A mobile application, which allows wealthy older people to connect with young lovers, is facing restrictions in China after a surge in popularity in the country, state media reported on Friday.
SeekingArrangement, which was the most downloaded app on Apple Store China this week and also registered high numbers on Android, has been banned from WeChat — a popular Chinese messaging service similar to WhatsApp — Efe news reported citing the official newspaper China Daily.
The move came after the state-run Global Times — linked to the Communist Party of China — urged the government to shut down the app’s operations in the country for promoting “sugar dating”, a practice in which wealthy older suitors are matched with younger people in exchange for economic benefits or gifts.
Lawyers cited by official media warned that the services offered by such websites could be classified as prostitution, which is illegal in China.
The app was founded in 2006 by entrepreneur Brandon Wade, who has defended it by saying “love is a concept invented by poor people”, and has its Chinese headquarters in the Shanghai Free Trade Zone, which has fewer legal restrictions than the rest of the country.
Male members pay a monthly fee of $60, while females use the app for free or pay $15 to access more functions and are required to list their annual income, which should be higher than $47,000 to use the services. (IANS)

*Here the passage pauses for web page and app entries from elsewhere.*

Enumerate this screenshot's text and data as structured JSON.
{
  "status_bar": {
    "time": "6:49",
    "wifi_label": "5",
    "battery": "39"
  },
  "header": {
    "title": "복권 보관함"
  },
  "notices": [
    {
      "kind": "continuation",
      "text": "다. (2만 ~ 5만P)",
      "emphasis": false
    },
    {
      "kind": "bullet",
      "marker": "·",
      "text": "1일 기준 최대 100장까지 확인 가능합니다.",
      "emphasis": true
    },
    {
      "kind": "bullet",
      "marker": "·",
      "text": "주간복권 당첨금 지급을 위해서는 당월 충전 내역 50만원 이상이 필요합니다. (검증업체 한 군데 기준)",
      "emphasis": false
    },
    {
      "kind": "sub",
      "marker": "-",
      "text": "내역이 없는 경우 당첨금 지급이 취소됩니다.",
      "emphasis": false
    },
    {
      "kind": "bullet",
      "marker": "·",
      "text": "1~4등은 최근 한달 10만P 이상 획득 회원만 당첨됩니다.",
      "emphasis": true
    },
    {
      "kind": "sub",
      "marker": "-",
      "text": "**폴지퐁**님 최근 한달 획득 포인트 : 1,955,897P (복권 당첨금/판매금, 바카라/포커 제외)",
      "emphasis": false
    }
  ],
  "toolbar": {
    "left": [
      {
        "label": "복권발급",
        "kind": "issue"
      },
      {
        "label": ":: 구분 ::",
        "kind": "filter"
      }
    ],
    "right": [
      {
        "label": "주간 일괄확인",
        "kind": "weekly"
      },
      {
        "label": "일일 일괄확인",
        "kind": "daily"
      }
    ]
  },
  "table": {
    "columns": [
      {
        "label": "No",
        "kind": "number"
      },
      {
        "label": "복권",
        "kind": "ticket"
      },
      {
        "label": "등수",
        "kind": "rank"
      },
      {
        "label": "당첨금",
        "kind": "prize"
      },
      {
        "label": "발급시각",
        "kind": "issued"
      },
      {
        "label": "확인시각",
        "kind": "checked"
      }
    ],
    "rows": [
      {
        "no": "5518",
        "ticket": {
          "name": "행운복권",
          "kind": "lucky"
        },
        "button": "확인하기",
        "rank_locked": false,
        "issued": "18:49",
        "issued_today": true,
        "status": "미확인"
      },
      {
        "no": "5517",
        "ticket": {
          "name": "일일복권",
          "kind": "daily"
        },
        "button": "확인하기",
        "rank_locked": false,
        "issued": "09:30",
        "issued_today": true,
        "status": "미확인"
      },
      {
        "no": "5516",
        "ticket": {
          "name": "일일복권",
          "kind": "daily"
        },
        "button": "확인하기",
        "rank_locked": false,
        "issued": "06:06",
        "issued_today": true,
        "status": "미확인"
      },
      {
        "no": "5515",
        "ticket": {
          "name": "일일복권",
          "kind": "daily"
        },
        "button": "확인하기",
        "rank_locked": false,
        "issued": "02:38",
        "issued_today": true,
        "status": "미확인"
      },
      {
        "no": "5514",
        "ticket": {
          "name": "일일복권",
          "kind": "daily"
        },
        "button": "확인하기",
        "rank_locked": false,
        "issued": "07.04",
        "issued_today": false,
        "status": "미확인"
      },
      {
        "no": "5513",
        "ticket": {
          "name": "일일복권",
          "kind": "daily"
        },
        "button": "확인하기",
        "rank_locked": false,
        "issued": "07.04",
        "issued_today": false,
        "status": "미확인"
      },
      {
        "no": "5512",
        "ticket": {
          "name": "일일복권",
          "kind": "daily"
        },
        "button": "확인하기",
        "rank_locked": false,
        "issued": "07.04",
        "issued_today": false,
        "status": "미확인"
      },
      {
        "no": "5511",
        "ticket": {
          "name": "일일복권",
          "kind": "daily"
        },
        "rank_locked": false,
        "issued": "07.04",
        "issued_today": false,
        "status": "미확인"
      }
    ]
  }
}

A Tibetan education activist was on Tuesday sentenced to five years in prison by a Chinese court for inciting separatism, Amnesty International (AI) said, calling the sentence "unjust" and urging his immediate release.